What makes a good bouquet? Those same elements which make your garden special such as: layering, texture and color. Start with the best flowers, stems and leaves in your garden. I pick the biggest flowers first like roses, phlox and gladiolas. These will be the stars of the bouquet, but they aren’t at their best without the supporting members of the cast, i.e., smaller flowers and stems.
Cut flowers in the morning when they are at their best. If you plan to stay outdoors for any length of time, place cut stems in a bucket of water to keep them fresh.
Your container can be anything from a French florist’s bucket to the most beautiful cut crystal. Rectangular and square vases lend a more modern air than round ones although floral designers break the rules constantly. Your home’s decor may also be a factor in choosing what type of container to use. Is it country like mine, or do you like a more contemporary feel? Because of such beautiful faded blue or green glass, I think antique Mason jars make especially nice containers. Whether it’s a wildflower bouquet picked by your children, or the most beautiful and complicated rose, either looks good in a Mason jar.
To arrange your flowers, have shears nearby to re-cut the stems. The cells in a flower stem close almost immediately after cutting. You want your flowers to be able to take up as much water as possible, so cut an inch or two off of the bottom of the stem at an angle before placing them in a vase of tepid, not hot or cold, water. When I buy cut flowers, I prepare them the same way. With commercial flowers, you’ll receive a powder to add to the water. This stops bacterial growth and helps the flowers last longer. Recipes for homemade additives abound on the Internet, and you can try them if you wish. If not, change the water everyday cutting _ inch off the stems each time. Be sure no leaves are beneath the water’s surface as they rot faster and will spoil your bouquet.

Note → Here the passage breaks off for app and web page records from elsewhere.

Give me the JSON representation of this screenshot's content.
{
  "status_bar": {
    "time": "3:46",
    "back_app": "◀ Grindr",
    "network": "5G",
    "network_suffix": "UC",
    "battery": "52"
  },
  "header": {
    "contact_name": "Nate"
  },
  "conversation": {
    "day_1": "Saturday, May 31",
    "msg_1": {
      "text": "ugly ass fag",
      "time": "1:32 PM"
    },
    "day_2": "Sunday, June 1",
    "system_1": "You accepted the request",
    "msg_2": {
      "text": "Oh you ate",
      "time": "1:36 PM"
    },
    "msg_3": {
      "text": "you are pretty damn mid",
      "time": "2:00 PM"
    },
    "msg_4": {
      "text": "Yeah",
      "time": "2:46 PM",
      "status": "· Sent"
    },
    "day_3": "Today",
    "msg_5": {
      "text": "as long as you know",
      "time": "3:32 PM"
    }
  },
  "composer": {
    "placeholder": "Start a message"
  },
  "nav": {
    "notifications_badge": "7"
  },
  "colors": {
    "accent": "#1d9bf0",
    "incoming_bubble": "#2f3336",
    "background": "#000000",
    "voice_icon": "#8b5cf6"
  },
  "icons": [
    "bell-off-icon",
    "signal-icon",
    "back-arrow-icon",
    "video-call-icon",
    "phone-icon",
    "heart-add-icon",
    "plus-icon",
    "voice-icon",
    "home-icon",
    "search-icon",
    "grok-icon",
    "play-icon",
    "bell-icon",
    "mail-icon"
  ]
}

If you’re longing for flowers in the depth of winter, or if you don’t have a garden of your own, don’t worry. You can assemble flowers from the store into something almost as beautiful. One hint: always buy more flowers than you think you’ll need. A fuller arrangement is a better one, and sometimes flower stems are broken which you can’t see until they are taken out of the cellophane wrapper.
Some of the best flower and foliage plants in my garden for cutting are:
Although daylilies last only a day, they can be floated in a bowl or shallow vase and will remain beautiful until the next morning. It’s a good way to enjoy your flowers at work instead of faded faces when you return home.
Two of the bouquets, above, were crafted from flowers entirely from my garden, and they reflect two garden styles I really like, overblown and prairie. A bouquet is simply a garden in a vase, and only limited by your imagination. Where will yours take you?